“The White House directed health officials to set up a project to track if the antimalarial drugs chloroquine and hydroxychloroquine show promise — a dayslong effort that distracted from urgent tasks like trials of other medicines thought to have more potential against the virus,” Sarah Owermohle and Dan Diamond reported. “Food and Drug Administration officials also reversed a nearly six-year ban on a troubled Indian manufacturer in a bid to secure the drugs, and top advisers to Trump have encouraged other agencies to locate as much of the product as possible."

What's particularly remarkable about Trump's embrace of the unproven medications is how they were accompanied over the weekend by his dismissal of obvious, proven measures for containing the virus.

Asked on Saturday if he would wear a face mask to help prevent transmission of the coronavirus, Trump said he wouldn't.

“I think that wearing a face mask as I greet presidents, prime ministers, dictators, kings, queens — I don’t know, somehow I don’t see it for myself,” he said. “I just don’t. Maybe I’ll change my mind."

By Sunday, he hadn’t. Trump was asked if he had been encouraged by first lady Melania Trump to wear a mask, given her advocacy of them on social media.

“Again, I would wear one if it was — if I thought it was important,” Trump replied.

After Trump interrupted Fauci's answer about the use of hydroxychloroquine, another reporter asked the doctor why he wasn't wearing a mask.

“There are a couple of reasons,” Fauci said. “One of them is that part of the — in fact, the major reason to wear a face mask is to protect you from infecting [others]. I had my test yesterday, and it’s negative."

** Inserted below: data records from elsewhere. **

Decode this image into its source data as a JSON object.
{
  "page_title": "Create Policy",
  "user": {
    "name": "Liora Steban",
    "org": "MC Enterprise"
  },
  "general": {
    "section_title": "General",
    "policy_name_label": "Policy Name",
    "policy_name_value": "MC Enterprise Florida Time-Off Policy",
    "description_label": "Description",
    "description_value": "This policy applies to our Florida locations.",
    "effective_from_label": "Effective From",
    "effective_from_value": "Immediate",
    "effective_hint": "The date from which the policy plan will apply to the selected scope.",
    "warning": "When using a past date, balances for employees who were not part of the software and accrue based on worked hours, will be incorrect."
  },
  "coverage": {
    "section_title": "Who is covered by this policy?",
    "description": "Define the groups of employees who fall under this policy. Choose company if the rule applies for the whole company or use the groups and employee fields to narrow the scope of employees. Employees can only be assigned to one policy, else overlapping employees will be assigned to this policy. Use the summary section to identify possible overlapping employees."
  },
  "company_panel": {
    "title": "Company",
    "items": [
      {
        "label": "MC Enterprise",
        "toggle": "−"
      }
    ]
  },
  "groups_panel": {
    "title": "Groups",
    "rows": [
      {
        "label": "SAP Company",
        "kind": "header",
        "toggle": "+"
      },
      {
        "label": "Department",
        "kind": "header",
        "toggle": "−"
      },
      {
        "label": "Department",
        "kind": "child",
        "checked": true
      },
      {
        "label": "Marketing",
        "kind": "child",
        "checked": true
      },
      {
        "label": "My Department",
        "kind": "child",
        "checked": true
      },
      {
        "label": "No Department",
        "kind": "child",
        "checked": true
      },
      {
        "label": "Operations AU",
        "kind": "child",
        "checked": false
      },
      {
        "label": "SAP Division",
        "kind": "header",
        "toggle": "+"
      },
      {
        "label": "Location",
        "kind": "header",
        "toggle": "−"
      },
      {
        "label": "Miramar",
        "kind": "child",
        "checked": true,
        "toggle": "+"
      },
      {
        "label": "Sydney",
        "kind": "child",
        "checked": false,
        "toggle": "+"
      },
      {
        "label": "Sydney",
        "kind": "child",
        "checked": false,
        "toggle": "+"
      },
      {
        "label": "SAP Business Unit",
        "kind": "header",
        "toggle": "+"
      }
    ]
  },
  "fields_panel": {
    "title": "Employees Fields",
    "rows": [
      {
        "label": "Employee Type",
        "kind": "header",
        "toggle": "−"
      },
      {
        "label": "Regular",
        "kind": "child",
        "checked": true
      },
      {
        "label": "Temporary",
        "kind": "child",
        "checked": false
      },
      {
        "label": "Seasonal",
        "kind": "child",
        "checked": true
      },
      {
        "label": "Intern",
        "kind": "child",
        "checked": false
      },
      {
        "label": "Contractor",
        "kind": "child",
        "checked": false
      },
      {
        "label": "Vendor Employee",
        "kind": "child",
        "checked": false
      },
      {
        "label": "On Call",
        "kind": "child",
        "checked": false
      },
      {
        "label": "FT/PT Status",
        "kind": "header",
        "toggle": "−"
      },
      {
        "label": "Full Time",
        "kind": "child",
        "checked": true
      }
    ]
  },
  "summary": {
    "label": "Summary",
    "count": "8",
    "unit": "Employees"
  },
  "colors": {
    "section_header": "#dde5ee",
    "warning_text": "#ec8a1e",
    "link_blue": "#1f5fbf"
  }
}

“That’s a very — very good answer,” Trump interjected. “All right. I think that really could be it. That was a — I love that answer. Especially on the face mask. I thought it was very good."

The briefing moved on.